It is exciting to see how the customers' perspective on their own business changes when we work together in the analysis process. Asking the right questions and also questioning things that seem to go well are two of the most important skills of our experienced consultants.
We love the bulb light moments of our customers! Marko Pleteršek, Head of Operations
Celebrating the light bulb moments
To be honest: We love the bulb light moments of our customers! They are often referring to results in areas, where the customer has not even thought about an unveiled potential or that are absolutely unexpected. We experience this especially when we present facts and figures that make a hidden potential even more tangible. In one project, the customer was very sure that processes were running very well and all potential was exploited as they invested in optimizing those processes in the past. In our supply chain analysis, the project team was able to detect another 30% of savings potential on top.
Most of the time supply chain and warehouse processes do not run as smooth as the customer estimates. Structured data sometimes provides a completely different picture than the employees are expecting. We recommend companies to internally carry out process analysis and optimization measures on a regular basis – but the truth is that only a very small number of companies follow that advice. Even if companies know that things are not running smoothly, they usually need a neutral external party that helps to tackle this complex issue.
It is a pity if customers are not able to implement the developed measures due to limited resources in the end. But the transparency gained through the analysis process already bears a lot of potential for supply chain improvement.
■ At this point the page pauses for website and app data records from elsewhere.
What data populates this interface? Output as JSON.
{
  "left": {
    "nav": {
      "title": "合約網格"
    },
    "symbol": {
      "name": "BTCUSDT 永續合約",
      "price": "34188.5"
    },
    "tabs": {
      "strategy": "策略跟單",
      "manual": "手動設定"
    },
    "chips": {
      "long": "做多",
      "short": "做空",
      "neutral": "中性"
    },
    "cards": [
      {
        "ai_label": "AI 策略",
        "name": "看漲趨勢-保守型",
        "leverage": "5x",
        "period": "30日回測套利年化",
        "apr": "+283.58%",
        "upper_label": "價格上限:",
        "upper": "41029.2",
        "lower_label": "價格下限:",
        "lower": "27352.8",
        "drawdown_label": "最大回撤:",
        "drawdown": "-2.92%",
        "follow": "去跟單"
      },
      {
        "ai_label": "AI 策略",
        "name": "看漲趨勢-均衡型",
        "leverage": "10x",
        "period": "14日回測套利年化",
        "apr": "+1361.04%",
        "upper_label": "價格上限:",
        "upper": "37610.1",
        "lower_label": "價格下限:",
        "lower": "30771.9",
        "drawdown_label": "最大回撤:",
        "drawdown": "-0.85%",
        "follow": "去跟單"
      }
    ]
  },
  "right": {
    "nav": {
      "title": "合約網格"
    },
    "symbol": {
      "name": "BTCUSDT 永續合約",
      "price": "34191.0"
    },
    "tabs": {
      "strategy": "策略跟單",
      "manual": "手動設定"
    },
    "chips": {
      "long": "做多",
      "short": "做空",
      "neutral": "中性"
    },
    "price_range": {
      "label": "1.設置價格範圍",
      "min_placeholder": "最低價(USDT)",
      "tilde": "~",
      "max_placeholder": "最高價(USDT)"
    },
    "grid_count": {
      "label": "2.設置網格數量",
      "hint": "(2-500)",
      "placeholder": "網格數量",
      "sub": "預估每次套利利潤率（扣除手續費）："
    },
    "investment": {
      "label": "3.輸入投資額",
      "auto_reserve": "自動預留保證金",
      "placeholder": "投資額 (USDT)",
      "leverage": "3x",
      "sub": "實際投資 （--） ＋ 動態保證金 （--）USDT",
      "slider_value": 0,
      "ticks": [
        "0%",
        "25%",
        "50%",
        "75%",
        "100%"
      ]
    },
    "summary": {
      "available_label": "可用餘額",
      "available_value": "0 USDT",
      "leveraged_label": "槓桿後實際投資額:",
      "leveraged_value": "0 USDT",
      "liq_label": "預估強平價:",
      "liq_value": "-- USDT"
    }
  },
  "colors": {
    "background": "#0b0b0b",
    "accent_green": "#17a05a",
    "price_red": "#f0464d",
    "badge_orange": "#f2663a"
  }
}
And these daily light bulb moments from our customers are making us as happy as the big ones that not only increase, but even redefine efficiency.